On 12 December 1902 he was one of the founding directors of Ivel Agricultural Motors Limited of Biggleswade, founded by Dan Albone who had invented the Ivel Agricultural Motor (the word 'tractor' did not come into common use until later).[4]

Personal life[edit]

Lord Aveland married American heiress Eloise Lawrence Breese, daughter of William Lawrence Breese of New York, in 1905. Her sister Anne married the son of the Duke of Roxburghe.[5] They had two sons and two daughters.[1]

He died on 19 September 1951, aged 84, and was succeeded in his titles by his only son, Gilbert James Heathcote-Drummond-Willoughby.[1]

References[edit]

  1. ^ a b c d e f g "Obituary: Earl of Ancaster". The Times. The Times Digital Archive. 20 September 1951. p. 8. 
  2. ^ "Willoughby, the Hon. Gilbert Heathcote-Drummond (WLHY886GH)". A Cambridge Alumni Database. University of Cambridge. 
  3. ^ "No. 27330". The London Gazette. 5 July 1901. p. 4476. 
  4. ^ "Dan Albone". Biggleswade History Society. Retrieved 30 August 2013. 
  5. ^ "New Yorker Dies at Front: W. L. Breese, Killed in Battle, Held an English Commission". The New York Times. 17 March 1915. p. 3. 

External links[edit]

Parliament of the United Kingdom
Preceded by
Edward Stanhope
Member of Parliament for Horncastle
1894–1910
Succeeded by
William Weigall
Political offices
Preceded by
The Earl of Onslow
Parliamentary Secretary to the Ministry of Agriculture and Fisheries
1921–1924
Succeeded by
Walter Robert Smith
Court offices
Preceded by
The Marquess of Cholmondeley
Lord Great Chamberlain
1936–1951
Succeeded by
The 3rd Earl of Ancaster
Honorary titles
Preceded by
The Lord Ranksborough
Lord Lieutenant of Rutland
1921–1951
Succeeded by
William Melville Codrington
Peerage of the United Kingdom
Preceded by
Gilbert Heathcote-Drummond-Willoughby
Earl of Ancaster
1910–1951
Succeeded by
Gilbert Heathcote-Drummond-Willoughby
Peerage of England
Preceded by
Gilbert Heathcote-Drummond-Willoughby
Baron Willoughby de Eresby
(descended by acceleration)

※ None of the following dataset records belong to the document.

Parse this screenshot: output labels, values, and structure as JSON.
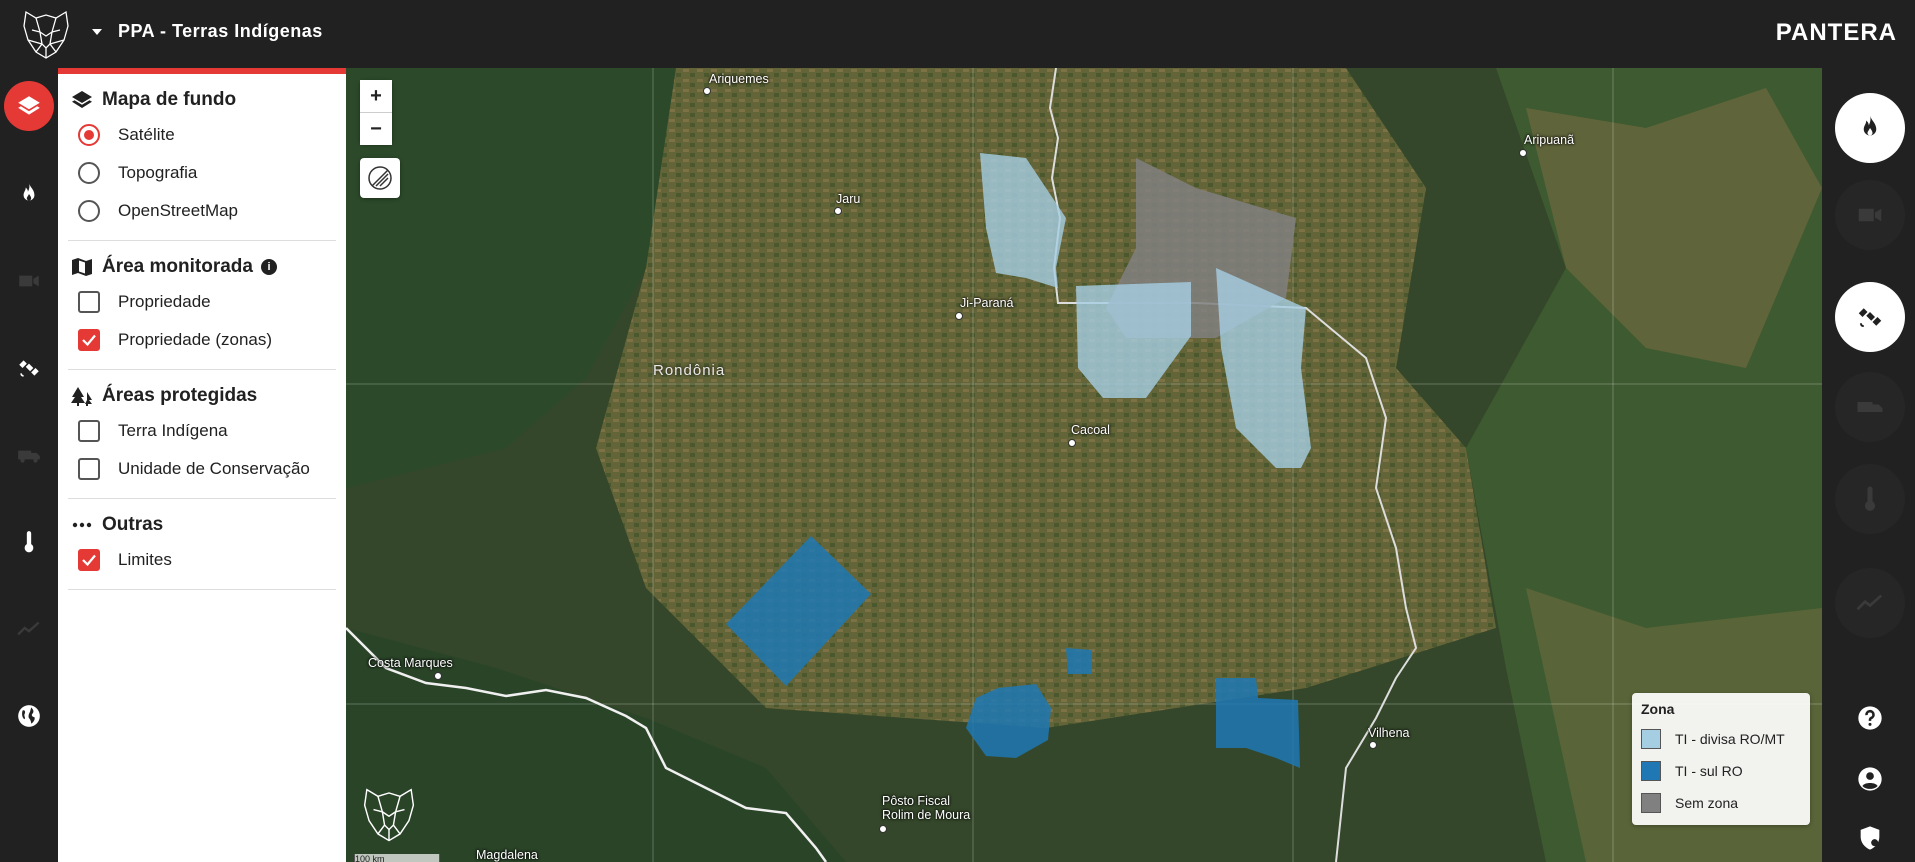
{
  "header": {
    "project_title": "PPA - Terras Indígenas",
    "brand": "PANTERA"
  },
  "left_rail": [
    {
      "icon": "layers-icon",
      "active": true
    },
    {
      "icon": "fire-icon",
      "active": false
    },
    {
      "icon": "camera-icon",
      "active": false
    },
    {
      "icon": "satellite-icon",
      "active": false
    },
    {
      "icon": "firetruck-icon",
      "active": false
    },
    {
      "icon": "thermometer-icon",
      "active": false
    },
    {
      "icon": "chart-line-icon",
      "active": false
    },
    {
      "icon": "globe-icon",
      "active": false
    }
  ],
  "panel": {
    "basemap": {
      "title": "Mapa de fundo",
      "options": [
        "Satélite",
        "Topografia",
        "OpenStreetMap"
      ],
      "selected": "Satélite"
    },
    "monitored": {
      "title": "Área monitorada",
      "info": "i",
      "options": [
        {
          "label": "Propriedade",
          "checked": false
        },
        {
          "label": "Propriedade (zonas)",
          "checked": true
        }
      ]
    },
    "protected": {
      "title": "Áreas protegidas",
      "options": [
        {
          "label": "Terra Indígena",
          "checked": false
        },
        {
          "label": "Unidade de Conservação",
          "checked": false
        }
      ]
    },
    "others": {
      "title": "Outras",
      "options": [
        {
          "label": "Limites",
          "checked": true
        }
      ]
    }
  },
  "map": {
    "zoom_in": "+",
    "zoom_out": "−",
    "state_label": "Rondônia",
    "cities": [
      "Ariquemes",
      "Jaru",
      "Ji-Paraná",
      "Aripuanã",
      "Cacoal",
      "Costa Marques",
      "Vilhena",
      "Pôsto Fiscal",
      "Rolim de Moura",
      "Magdalena"
    ],
    "scale": "100 km",
    "legend": {
      "title": "Zona",
      "items": [
        {
          "label": "TI - divisa RO/MT",
          "color": "#a6cee3"
        },
        {
          "label": "TI - sul RO",
          "color": "#1f78b4"
        },
        {
          "label": "Sem zona",
          "color": "#808080"
        }
      ]
    }
  },
  "right_rail": [
    {
      "icon": "fire-icon",
      "active": true
    },
    {
      "icon": "camera-icon",
      "active": false
    },
    {
      "icon": "satellite-icon",
      "active": true
    },
    {
      "icon": "firetruck-icon",
      "active": false
    },
    {
      "icon": "thermometer-icon",
      "active": false
    },
    {
      "icon": "chart-line-icon",
      "active": false
    }
  ],
  "utilities": [
    "help-icon",
    "account-icon",
    "shield-icon"
  ]
}
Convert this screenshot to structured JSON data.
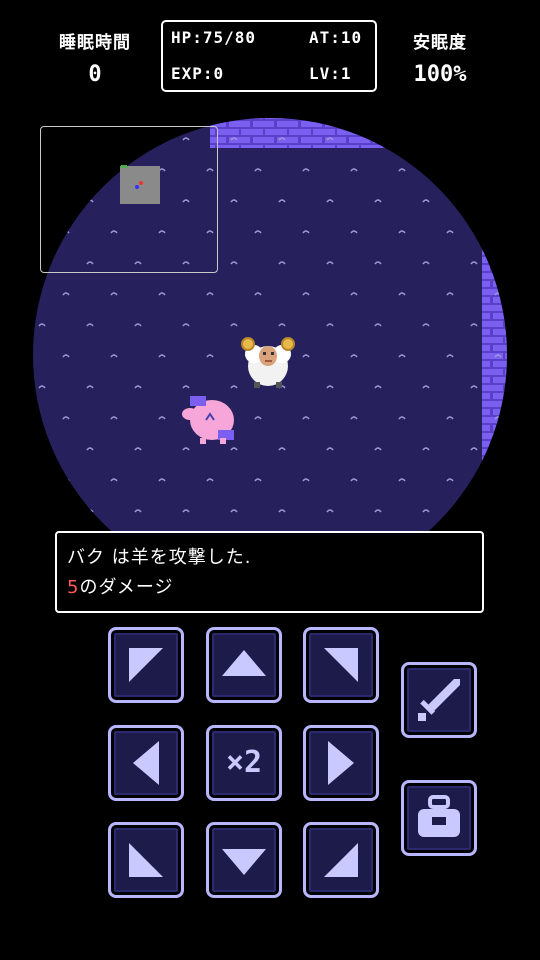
{
  "hud": {
    "sleep_time_label": "睡眠時間",
    "sleep_time_value": "0",
    "hp": "HP:75/80",
    "at": "AT:10",
    "exp": "EXP:0",
    "lv": "LV:1",
    "comfort_label": "安眠度",
    "comfort_value": "100%"
  },
  "message": {
    "line1": "バク は羊を攻撃した.",
    "damage_number": "5",
    "damage_suffix": "のダメージ"
  },
  "controls": {
    "up_left": "arrow-up-left-icon",
    "up": "arrow-up-icon",
    "up_right": "arrow-up-right-icon",
    "left": "arrow-left-icon",
    "speed_label": "×2",
    "right": "arrow-right-icon",
    "down_left": "arrow-down-left-icon",
    "down": "arrow-down-icon",
    "down_right": "arrow-down-right-icon",
    "attack": "sword-icon",
    "item": "bag-icon"
  },
  "colors": {
    "floor": "#26215c",
    "wall": "#6b4fd8",
    "button_border": "#b7b6ff",
    "damage": "#ff5a5a"
  }
}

1910–1951
Succeeded by
Gilbert Heathcote-Drummond-Willoughby